Eileen (Maggie Gyllenhaal) has had the same realization. She was the first to understand that she was better off working without a pimp - that was what set her apart in the show’s earliest episodes - and she has moved from self-employed sex worker to pornography auteur. She has talent, and she has vision, and she has downplayed both at strategic moments to get what she needs to make her artsy, feminist porn film Red Hot. In the season finale, Eileen and her colleagues learn that Frankie (the other James Franco) has given large cuts of the movie’s eventual profits to two competing mob bosses in exchange for just enough cash up front to get the thing made. That Frankie would do something so reckless is hardly surprising; where his twin brother Vince is troubled and conflicted, Frankie is an unambiguous criminal who is as swaggering and confident as he is shortsighted and incompetent - his attempt at running a dry-cleaning business as a mob front is one of the funniest subplots of the show.
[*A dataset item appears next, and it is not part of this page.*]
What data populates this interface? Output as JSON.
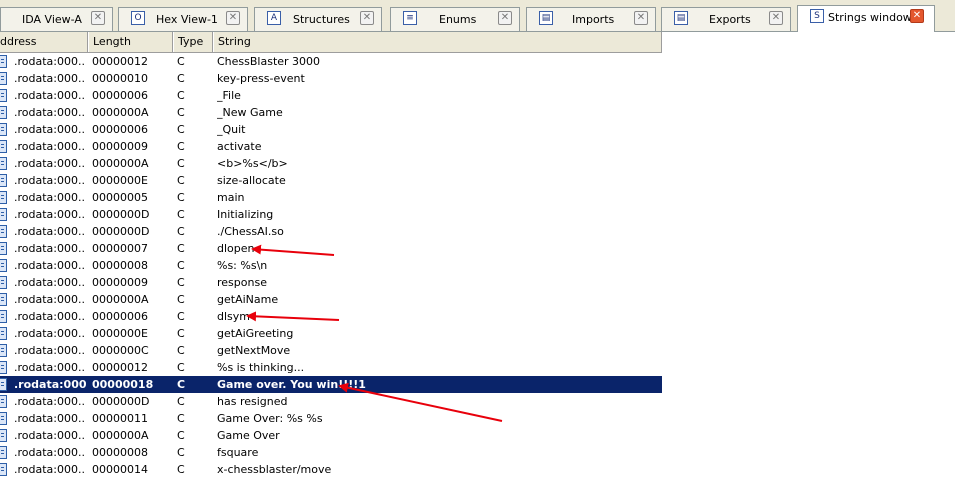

So Frankie’s involvement of both the Genovese family and the Gambino family means, among other things, that the creators themselves - Eileen herself - will see little to no money when Red Hot hits theaters. And? “Looks like we're gonna make them some money,” she says. “And they're gonna make me a name. I'm gonna take that name and I'm gonna use it to raise money for the next picture without them, and then the next one. So fuck it.”

That’s what we’re left with at the end of Season 2. The mob may have the money and the pimps may have the muscle. The women may be physically and materially vulnerable. But the women have to believe in the power of the pimps and the mob for that vulnerability to hold them back. In increasing numbers, they are refusing to live inside the pretend. James Franco plays two guys who have lived fully inside the pretend for the whole series. The show doesn’t tell us this, because it doesn’t need to; we see them becoming increasingly ineffectual over the course of this season, without even realizing it’s happening. The long, uncut shot that ends the season is of Vince, coming into his club through the back entrance, and stopping behind the bar as the camera pans out, revealing a gyrating crowd of mostly women. James Franco’s face is eventually completely lost behind them. Whether Simon, who specifically wrote and directed this final episode, intended it or not, this final shot feels like a harmonious culmination to a full season of women taking hold of their power and men straining to stay in the picture. Vince, Frankie, James Franco - they might have told themselves at one time that they were untouchable, but they never really were.